• Your goal: Without including any pictures, give back all of the data exactly.

★ ★ ★

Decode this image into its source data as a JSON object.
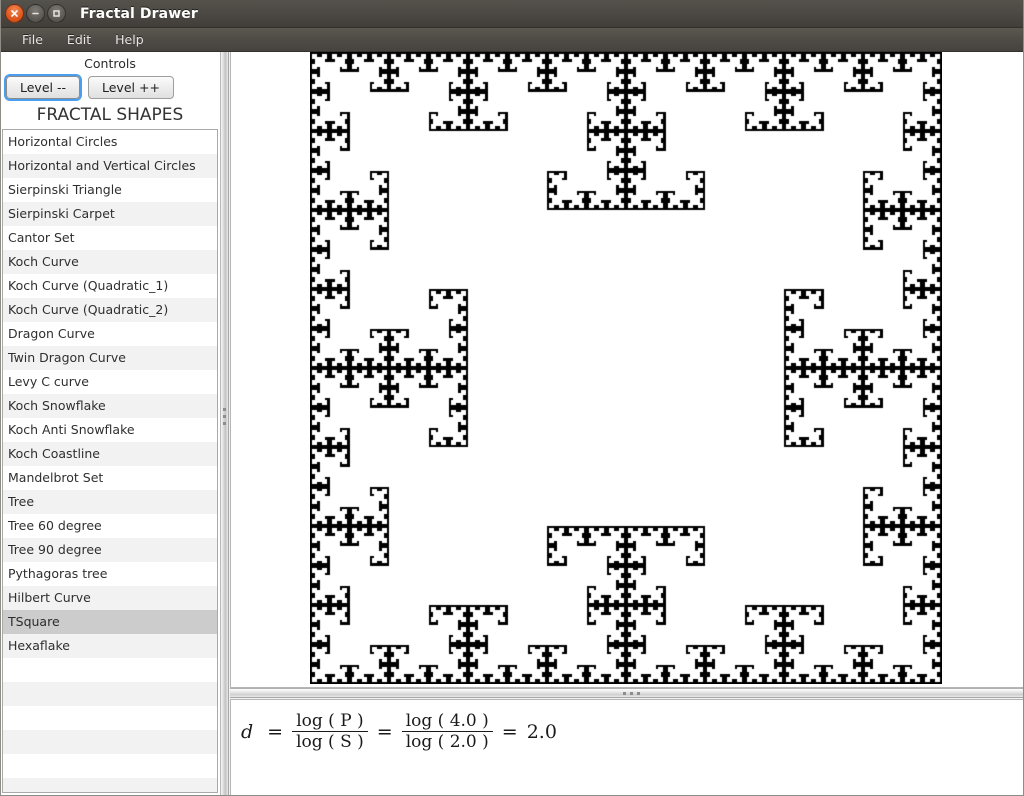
{
  "window": {
    "title": "Fractal Drawer",
    "buttons": [
      {
        "name": "close",
        "icon": "close-icon",
        "label": "Close"
      },
      {
        "name": "minimize",
        "icon": "minimize-icon",
        "label": "Minimize"
      },
      {
        "name": "maximize",
        "icon": "maximize-icon",
        "label": "Maximize"
      }
    ]
  },
  "menubar": {
    "items": [
      {
        "label": "File"
      },
      {
        "label": "Edit"
      },
      {
        "label": "Help"
      }
    ]
  },
  "controls": {
    "header": "Controls",
    "level_down_label": "Level --",
    "level_up_label": "Level ++",
    "focused_button": "Level --"
  },
  "shapes_panel": {
    "title": "FRACTAL SHAPES",
    "selected": "TSquare",
    "items": [
      "Horizontal Circles",
      "Horizontal and Vertical Circles",
      "Sierpinski Triangle",
      "Sierpinski Carpet",
      "Cantor Set",
      "Koch Curve",
      "Koch Curve (Quadratic_1)",
      "Koch Curve (Quadratic_2)",
      "Dragon Curve",
      "Twin Dragon Curve",
      "Levy C curve",
      "Koch Snowflake",
      "Koch Anti Snowflake",
      "Koch Coastline",
      "Mandelbrot Set",
      "Tree",
      "Tree 60 degree",
      "Tree 90 degree",
      "Pythagoras tree",
      "Hilbert Curve",
      "TSquare",
      "Hexaflake",
      "",
      "",
      "",
      "",
      "",
      ""
    ]
  },
  "canvas": {
    "fractal_name": "TSquare",
    "background_color": "#000000",
    "foreground_color": "#ffffff",
    "iteration_depth": 6
  },
  "formula": {
    "variable": "d",
    "equals": "=",
    "ratio_numerator": "log ( P )",
    "ratio_denominator": "log ( S )",
    "values_numerator": "log ( 4.0 )",
    "values_denominator": "log ( 2.0 )",
    "result": "2.0",
    "full_text": "d = log(P) / log(S) = log(4.0) / log(2.0) = 2.0"
  },
  "colors": {
    "titlebar": "#4c4944",
    "menubar": "#4f4c47",
    "selection": "#cccccc",
    "focus_ring": "#4a9eef",
    "list_alt_row": "#f2f2f2"
  }
}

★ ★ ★

• Solution:
Decode this image into its source data as a JSON object.
{
  "window": {
    "title": "Fractal Drawer",
    "buttons": [
      {
        "name": "close",
        "icon": "close-icon",
        "label": "Close"
      },
      {
        "name": "minimize",
        "icon": "minimize-icon",
        "label": "Minimize"
      },
      {
        "name": "maximize",
        "icon": "maximize-icon",
        "label": "Maximize"
      }
    ]
  },
  "menubar": {
    "items": [
      {
        "label": "File"
      },
      {
        "label": "Edit"
      },
      {
        "label": "Help"
      }
    ]
  },
  "controls": {
    "header": "Controls",
    "level_down_label": "Level --",
    "level_up_label": "Level ++",
    "focused_button": "Level --"
  },
  "shapes_panel": {
    "title": "FRACTAL SHAPES",
    "selected": "TSquare",
    "items": [
      "Horizontal Circles",
      "Horizontal and Vertical Circles",
      "Sierpinski Triangle",
      "Sierpinski Carpet",
      "Cantor Set",
      "Koch Curve",
      "Koch Curve (Quadratic_1)",
      "Koch Curve (Quadratic_2)",
      "Dragon Curve",
      "Twin Dragon Curve",
      "Levy C curve",
      "Koch Snowflake",
      "Koch Anti Snowflake",
      "Koch Coastline",
      "Mandelbrot Set",
      "Tree",
      "Tree 60 degree",
      "Tree 90 degree",
      "Pythagoras tree",
      "Hilbert Curve",
      "TSquare",
      "Hexaflake",
      "",
      "",
      "",
      "",
      "",
      ""
    ]
  },
  "canvas": {
    "fractal_name": "TSquare",
    "background_color": "#000000",
    "foreground_color": "#ffffff",
    "iteration_depth": 6
  },
  "formula": {
    "variable": "d",
    "equals": "=",
    "ratio_numerator": "log ( P )",
    "ratio_denominator": "log ( S )",
    "values_numerator": "log ( 4.0 )",
    "values_denominator": "log ( 2.0 )",
    "result": "2.0",
    "full_text": "d = log(P) / log(S) = log(4.0) / log(2.0) = 2.0"
  },
  "colors": {
    "titlebar": "#4c4944",
    "menubar": "#4f4c47",
    "selection": "#cccccc",
    "focus_ring": "#4a9eef",
    "list_alt_row": "#f2f2f2"
  }
}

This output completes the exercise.